Wednesday, June 15, 2011

the Percolator nearly ruined my life

When it comes to my romantic relationship, I am unequivocally the dumb one- so much that I live in perpetual fear of the day that Giulio realizes I tricked him into dating me. Last December, and once again this month, my lacking faculties were nearly abruptly and tragically exposed.

Enter: The Percolator.

I am a coffee drinker but not a coffee snob, and like any good Starbucks patron, I happily drink what's handed to me. I've also handled an espresso machine, a french press, and at a time when I used to get dressed in the mornings (due to my employed status) I would even take the liberty of preparing the Mr. Coffee pot at work, thereby caffeinating my entire building. I never had any complaints.

When I visited Giulio and met his parents in Italy for the first time, I was unexpectedly introduced to a significant, though never before mentioned member of the family: The Coffee Percolator. I had no warning and therefore no preparation to reconcile my ignorance on the issue- imagine going in for a job interview and having no clue what your prospective employer does for a living. 

And then, my fear came to fruition: Vuoi fare il caffè I panicked, alarm bells sounded.  Merda! What do I do? There's no way to fake making a post-dinner espresso for a table of Italians. After quick deliberation, I decided to do the only thing I could- laugh awkwardly, then feign amnesia. Time passed, and with a cocktail of nonchalance and apologetic gaze, I was eventually able to casually observe how it was done by a trained professional. Saved.  

I moved to Italy three weeks ago and after the first week, experienced another close call when the black handle of our trusted yet abused percolator detached. Considering my unemployed status, I took an outing to the local supermarket and purchased a shiny, new espresso maker. It was brilliant and I was excited to devirginize it immediately. Giulio kindly reminded me that I had to craft one batch of disposal espresso before consuming the first cup. Not wanting to waste a ration of the good stuff, I rummaged through the cabinet to find something old and oxidized, and was pleased to find a tin of stuff that smelled like shit. So I loaded up the percolator, placed it on the stove, then stepped out of the kitchen (pending the size of the device, it usually takes 7-10 minutes to brew).

Two minutes later I reemerged to the kitchen to find the machine rattling, hissing, frothing, and generally appearing as though it were vomitting black tar. What the hell did I put in there? I investigated the coffee tin which was naturally written exclusively in Italian, opened up my computer, and frantically typed in all the bolded words I could make out into google translate.  Apparently I had filled the diddy with instant chicory. bad move. (though as a mini digression, I'm alarmed that we even had it in our cabinet in the first place.)

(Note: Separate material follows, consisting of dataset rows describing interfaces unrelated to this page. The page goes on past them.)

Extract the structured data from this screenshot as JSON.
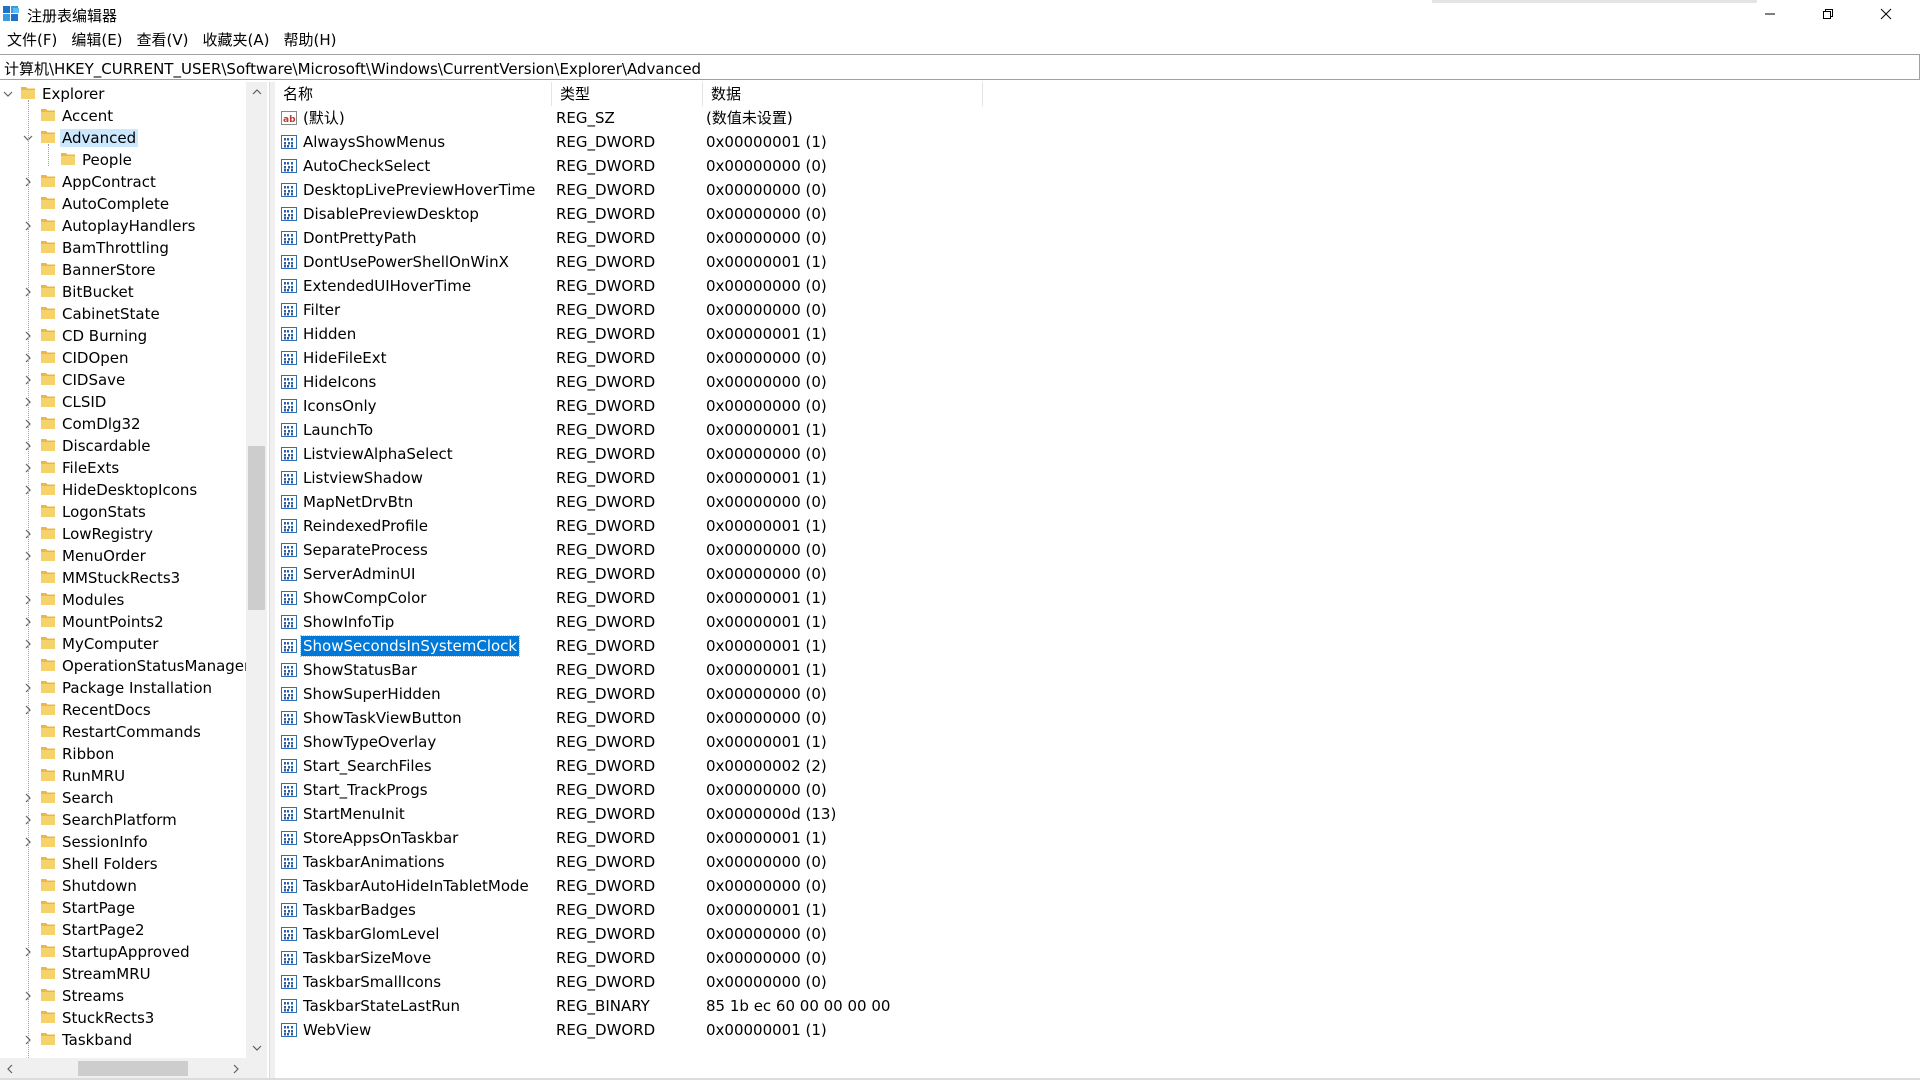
{
  "window": {
    "title": "注册表编辑器",
    "icon": "regedit-icon"
  },
  "menu": [
    "文件(F)",
    "编辑(E)",
    "查看(V)",
    "收藏夹(A)",
    "帮助(H)"
  ],
  "address": "计算机\\HKEY_CURRENT_USER\\Software\\Microsoft\\Windows\\CurrentVersion\\Explorer\\Advanced",
  "tree": [
    {
      "label": "Explorer",
      "depth": 0,
      "expander": "expanded"
    },
    {
      "label": "Accent",
      "depth": 1,
      "expander": "none"
    },
    {
      "label": "Advanced",
      "depth": 1,
      "expander": "expanded",
      "selected": true
    },
    {
      "label": "People",
      "depth": 2,
      "expander": "none"
    },
    {
      "label": "AppContract",
      "depth": 1,
      "expander": "collapsed"
    },
    {
      "label": "AutoComplete",
      "depth": 1,
      "expander": "none"
    },
    {
      "label": "AutoplayHandlers",
      "depth": 1,
      "expander": "collapsed"
    },
    {
      "label": "BamThrottling",
      "depth": 1,
      "expander": "none"
    },
    {
      "label": "BannerStore",
      "depth": 1,
      "expander": "none"
    },
    {
      "label": "BitBucket",
      "depth": 1,
      "expander": "collapsed"
    },
    {
      "label": "CabinetState",
      "depth": 1,
      "expander": "none"
    },
    {
      "label": "CD Burning",
      "depth": 1,
      "expander": "collapsed"
    },
    {
      "label": "CIDOpen",
      "depth": 1,
      "expander": "collapsed"
    },
    {
      "label": "CIDSave",
      "depth": 1,
      "expander": "collapsed"
    },
    {
      "label": "CLSID",
      "depth": 1,
      "expander": "collapsed"
    },
    {
      "label": "ComDlg32",
      "depth": 1,
      "expander": "collapsed"
    },
    {
      "label": "Discardable",
      "depth": 1,
      "expander": "collapsed"
    },
    {
      "label": "FileExts",
      "depth": 1,
      "expander": "collapsed"
    },
    {
      "label": "HideDesktopIcons",
      "depth": 1,
      "expander": "collapsed"
    },
    {
      "label": "LogonStats",
      "depth": 1,
      "expander": "none"
    },
    {
      "label": "LowRegistry",
      "depth": 1,
      "expander": "collapsed"
    },
    {
      "label": "MenuOrder",
      "depth": 1,
      "expander": "collapsed"
    },
    {
      "label": "MMStuckRects3",
      "depth": 1,
      "expander": "none"
    },
    {
      "label": "Modules",
      "depth": 1,
      "expander": "collapsed"
    },
    {
      "label": "MountPoints2",
      "depth": 1,
      "expander": "collapsed"
    },
    {
      "label": "MyComputer",
      "depth": 1,
      "expander": "collapsed"
    },
    {
      "label": "OperationStatusManager",
      "depth": 1,
      "expander": "none"
    },
    {
      "label": "Package Installation",
      "depth": 1,
      "expander": "collapsed"
    },
    {
      "label": "RecentDocs",
      "depth": 1,
      "expander": "collapsed"
    },
    {
      "label": "RestartCommands",
      "depth": 1,
      "expander": "none"
    },
    {
      "label": "Ribbon",
      "depth": 1,
      "expander": "none"
    },
    {
      "label": "RunMRU",
      "depth": 1,
      "expander": "none"
    },
    {
      "label": "Search",
      "depth": 1,
      "expander": "collapsed"
    },
    {
      "label": "SearchPlatform",
      "depth": 1,
      "expander": "collapsed"
    },
    {
      "label": "SessionInfo",
      "depth": 1,
      "expander": "collapsed"
    },
    {
      "label": "Shell Folders",
      "depth": 1,
      "expander": "none"
    },
    {
      "label": "Shutdown",
      "depth": 1,
      "expander": "none"
    },
    {
      "label": "StartPage",
      "depth": 1,
      "expander": "none"
    },
    {
      "label": "StartPage2",
      "depth": 1,
      "expander": "none"
    },
    {
      "label": "StartupApproved",
      "depth": 1,
      "expander": "collapsed"
    },
    {
      "label": "StreamMRU",
      "depth": 1,
      "expander": "none"
    },
    {
      "label": "Streams",
      "depth": 1,
      "expander": "collapsed"
    },
    {
      "label": "StuckRects3",
      "depth": 1,
      "expander": "none"
    },
    {
      "label": "Taskband",
      "depth": 1,
      "expander": "collapsed"
    }
  ],
  "columns": {
    "name": "名称",
    "type": "类型",
    "data": "数据"
  },
  "values": [
    {
      "name": "(默认)",
      "type": "REG_SZ",
      "data": "(数值未设置)",
      "icon": "string-value-icon"
    },
    {
      "name": "AlwaysShowMenus",
      "type": "REG_DWORD",
      "data": "0x00000001 (1)",
      "icon": "binary-value-icon"
    },
    {
      "name": "AutoCheckSelect",
      "type": "REG_DWORD",
      "data": "0x00000000 (0)",
      "icon": "binary-value-icon"
    },
    {
      "name": "DesktopLivePreviewHoverTime",
      "type": "REG_DWORD",
      "data": "0x00000000 (0)",
      "icon": "binary-value-icon"
    },
    {
      "name": "DisablePreviewDesktop",
      "type": "REG_DWORD",
      "data": "0x00000000 (0)",
      "icon": "binary-value-icon"
    },
    {
      "name": "DontPrettyPath",
      "type": "REG_DWORD",
      "data": "0x00000000 (0)",
      "icon": "binary-value-icon"
    },
    {
      "name": "DontUsePowerShellOnWinX",
      "type": "REG_DWORD",
      "data": "0x00000001 (1)",
      "icon": "binary-value-icon"
    },
    {
      "name": "ExtendedUIHoverTime",
      "type": "REG_DWORD",
      "data": "0x00000000 (0)",
      "icon": "binary-value-icon"
    },
    {
      "name": "Filter",
      "type": "REG_DWORD",
      "data": "0x00000000 (0)",
      "icon": "binary-value-icon"
    },
    {
      "name": "Hidden",
      "type": "REG_DWORD",
      "data": "0x00000001 (1)",
      "icon": "binary-value-icon"
    },
    {
      "name": "HideFileExt",
      "type": "REG_DWORD",
      "data": "0x00000000 (0)",
      "icon": "binary-value-icon"
    },
    {
      "name": "HideIcons",
      "type": "REG_DWORD",
      "data": "0x00000000 (0)",
      "icon": "binary-value-icon"
    },
    {
      "name": "IconsOnly",
      "type": "REG_DWORD",
      "data": "0x00000000 (0)",
      "icon": "binary-value-icon"
    },
    {
      "name": "LaunchTo",
      "type": "REG_DWORD",
      "data": "0x00000001 (1)",
      "icon": "binary-value-icon"
    },
    {
      "name": "ListviewAlphaSelect",
      "type": "REG_DWORD",
      "data": "0x00000000 (0)",
      "icon": "binary-value-icon"
    },
    {
      "name": "ListviewShadow",
      "type": "REG_DWORD",
      "data": "0x00000001 (1)",
      "icon": "binary-value-icon"
    },
    {
      "name": "MapNetDrvBtn",
      "type": "REG_DWORD",
      "data": "0x00000000 (0)",
      "icon": "binary-value-icon"
    },
    {
      "name": "ReindexedProfile",
      "type": "REG_DWORD",
      "data": "0x00000001 (1)",
      "icon": "binary-value-icon"
    },
    {
      "name": "SeparateProcess",
      "type": "REG_DWORD",
      "data": "0x00000000 (0)",
      "icon": "binary-value-icon"
    },
    {
      "name": "ServerAdminUI",
      "type": "REG_DWORD",
      "data": "0x00000000 (0)",
      "icon": "binary-value-icon"
    },
    {
      "name": "ShowCompColor",
      "type": "REG_DWORD",
      "data": "0x00000001 (1)",
      "icon": "binary-value-icon"
    },
    {
      "name": "ShowInfoTip",
      "type": "REG_DWORD",
      "data": "0x00000001 (1)",
      "icon": "binary-value-icon"
    },
    {
      "name": "ShowSecondsInSystemClock",
      "type": "REG_DWORD",
      "data": "0x00000001 (1)",
      "icon": "binary-value-icon",
      "selected": true
    },
    {
      "name": "ShowStatusBar",
      "type": "REG_DWORD",
      "data": "0x00000001 (1)",
      "icon": "binary-value-icon"
    },
    {
      "name": "ShowSuperHidden",
      "type": "REG_DWORD",
      "data": "0x00000000 (0)",
      "icon": "binary-value-icon"
    },
    {
      "name": "ShowTaskViewButton",
      "type": "REG_DWORD",
      "data": "0x00000000 (0)",
      "icon": "binary-value-icon"
    },
    {
      "name": "ShowTypeOverlay",
      "type": "REG_DWORD",
      "data": "0x00000001 (1)",
      "icon": "binary-value-icon"
    },
    {
      "name": "Start_SearchFiles",
      "type": "REG_DWORD",
      "data": "0x00000002 (2)",
      "icon": "binary-value-icon"
    },
    {
      "name": "Start_TrackProgs",
      "type": "REG_DWORD",
      "data": "0x00000000 (0)",
      "icon": "binary-value-icon"
    },
    {
      "name": "StartMenuInit",
      "type": "REG_DWORD",
      "data": "0x0000000d (13)",
      "icon": "binary-value-icon"
    },
    {
      "name": "StoreAppsOnTaskbar",
      "type": "REG_DWORD",
      "data": "0x00000001 (1)",
      "icon": "binary-value-icon"
    },
    {
      "name": "TaskbarAnimations",
      "type": "REG_DWORD",
      "data": "0x00000000 (0)",
      "icon": "binary-value-icon"
    },
    {
      "name": "TaskbarAutoHideInTabletMode",
      "type": "REG_DWORD",
      "data": "0x00000000 (0)",
      "icon": "binary-value-icon"
    },
    {
      "name": "TaskbarBadges",
      "type": "REG_DWORD",
      "data": "0x00000001 (1)",
      "icon": "binary-value-icon"
    },
    {
      "name": "TaskbarGlomLevel",
      "type": "REG_DWORD",
      "data": "0x00000000 (0)",
      "icon": "binary-value-icon"
    },
    {
      "name": "TaskbarSizeMove",
      "type": "REG_DWORD",
      "data": "0x00000000 (0)",
      "icon": "binary-value-icon"
    },
    {
      "name": "TaskbarSmallIcons",
      "type": "REG_DWORD",
      "data": "0x00000000 (0)",
      "icon": "binary-value-icon"
    },
    {
      "name": "TaskbarStateLastRun",
      "type": "REG_BINARY",
      "data": "85 1b ec 60 00 00 00 00",
      "icon": "binary-value-icon"
    },
    {
      "name": "WebView",
      "type": "REG_DWORD",
      "data": "0x00000001 (1)",
      "icon": "binary-value-icon"
    }
  ],
  "colors": {
    "selection_bg": "#0078d7",
    "tree_selection_bg": "#cce8ff",
    "folder": "#e8b84a"
  }
}
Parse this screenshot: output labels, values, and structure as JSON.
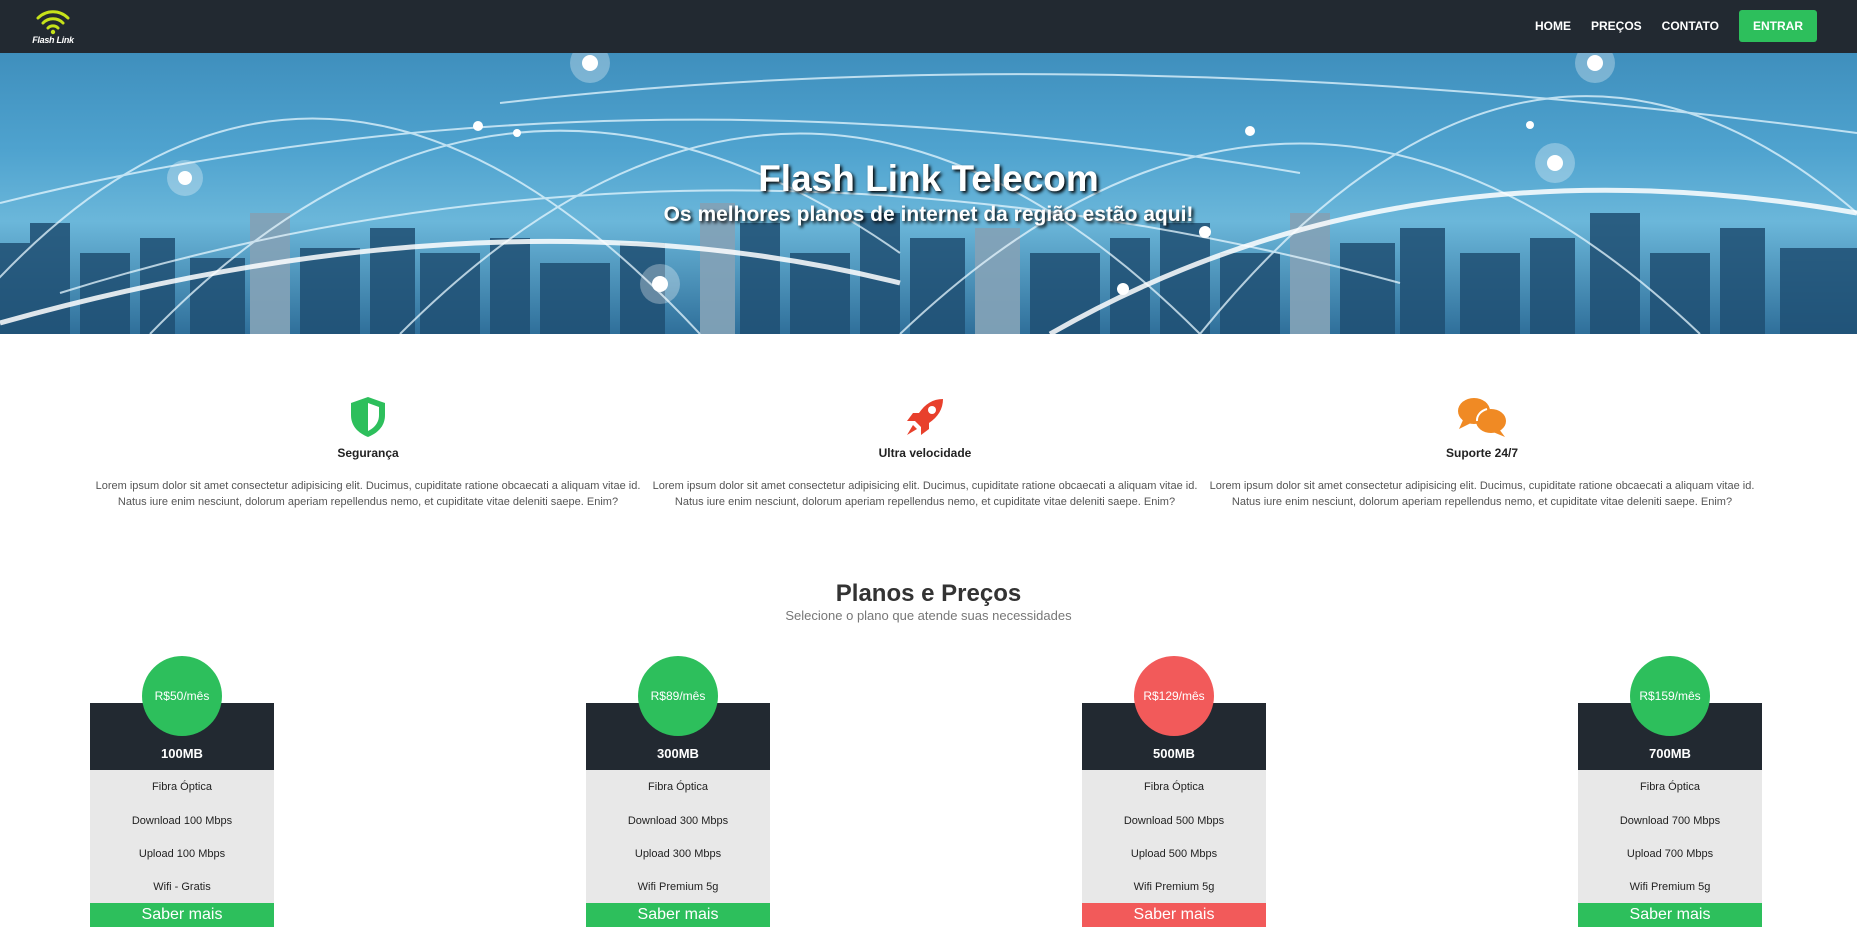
{
  "navbar": {
    "logo_text": "Flash Link",
    "links": [
      {
        "label": "HOME"
      },
      {
        "label": "PREÇOS"
      },
      {
        "label": "CONTATO"
      }
    ],
    "cta_label": "ENTRAR",
    "cta_color": "#2dbf5c",
    "background": "#222931"
  },
  "hero": {
    "title": "Flash Link Telecom",
    "subtitle": "Os melhores planos de internet da região estão aqui!"
  },
  "features": [
    {
      "icon": "shield-icon",
      "title": "Segurança",
      "text_line1": "Lorem ipsum dolor sit amet consectetur adipisicing elit. Ducimus, cupiditate ratione obcaecati a aliquam vitae id.",
      "text_line2": "Natus iure enim nesciunt, dolorum aperiam repellendus nemo, et cupiditate vitae deleniti saepe. Enim?",
      "color": "#2dbf5c"
    },
    {
      "icon": "rocket-icon",
      "title": "Ultra velocidade",
      "text_line1": "Lorem ipsum dolor sit amet consectetur adipisicing elit. Ducimus, cupiditate ratione obcaecati a aliquam vitae id.",
      "text_line2": "Natus iure enim nesciunt, dolorum aperiam repellendus nemo, et cupiditate vitae deleniti saepe. Enim?",
      "color": "#e8402c"
    },
    {
      "icon": "chat-bubbles-icon",
      "title": "Suporte 24/7",
      "text_line1": "Lorem ipsum dolor sit amet consectetur adipisicing elit. Ducimus, cupiditate ratione obcaecati a aliquam vitae id.",
      "text_line2": "Natus iure enim nesciunt, dolorum aperiam repellendus nemo, et cupiditate vitae deleniti saepe. Enim?",
      "color": "#f08a24"
    }
  ],
  "plans_section": {
    "title": "Planos e Preços",
    "subtitle": "Selecione o plano que atende suas necessidades"
  },
  "plans": [
    {
      "price": "R$50/mês",
      "name": "100MB",
      "items": [
        "Fibra Óptica",
        "Download 100 Mbps",
        "Upload 100 Mbps",
        "Wifi - Gratis"
      ],
      "button": "Saber mais",
      "accent": "#2dbf5c"
    },
    {
      "price": "R$89/mês",
      "name": "300MB",
      "items": [
        "Fibra Óptica",
        "Download 300 Mbps",
        "Upload 300 Mbps",
        "Wifi Premium 5g"
      ],
      "button": "Saber mais",
      "accent": "#2dbf5c"
    },
    {
      "price": "R$129/mês",
      "name": "500MB",
      "items": [
        "Fibra Óptica",
        "Download 500 Mbps",
        "Upload 500 Mbps",
        "Wifi Premium 5g"
      ],
      "button": "Saber mais",
      "accent": "#f25a5a"
    },
    {
      "price": "R$159/mês",
      "name": "700MB",
      "items": [
        "Fibra Óptica",
        "Download 700 Mbps",
        "Upload 700 Mbps",
        "Wifi Premium 5g"
      ],
      "button": "Saber mais",
      "accent": "#2dbf5c"
    }
  ]
}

Primarily concerned with exposing my vapid self to Giulio, I threw the pot in the sink, rinsed it, scrubbed it, sprayed down the stove (covered in black goo) and refilled the percolator with real espresso, just in time for Giulio to walk in to the first legitimate batch being brewed. He smiled at me and rubbed my back as if to suggest he was proud of my domestic aptitude. And then we drank.


Kiel said...

Just finished a pot myself! Best coffee I've ever made for myself at home. I would highly recommend, what I call, the "slow burn". Turn the burner on low and let the Bialetti do its thing for 15/20 mins. It's worth the wait. No hissing, no steaming, no boiling over. Just a thick, almost chewy, pot of black gold. Enjoy!

Liv said...

Excellent tip- will definitely heed this advice!

Anonymous said...

I need to order replacement rings for my bialetti, which has seen it's fair share of mishaps... Besides, you have to build up a nice patina on it, inside and out. ;)


Mad Dog said...

Well rescued! But why did you have chicory in the house, anyway? In my youth we had this stuff in the house:

A Scottish product, apparently (yes, Scotland -home of such culinary delights as the deep fried Mars bar and curried haggis with chips). No comment on the name or the colonial-themed label. The stuff contained 25% chicory, "coffee essence" (?!) and sugar. It was ok as cake flavouring but vile to drink. No wonder the introduction of Nescafé was regarded as the best thing since the invention of boiling water...

Mad Dog said...

BTW, while you are at The Source you should get one of these:

(I don't really like those percolators as they often render the coffee bitter and if left unattended can have the properties of a tactical thermonuclear device)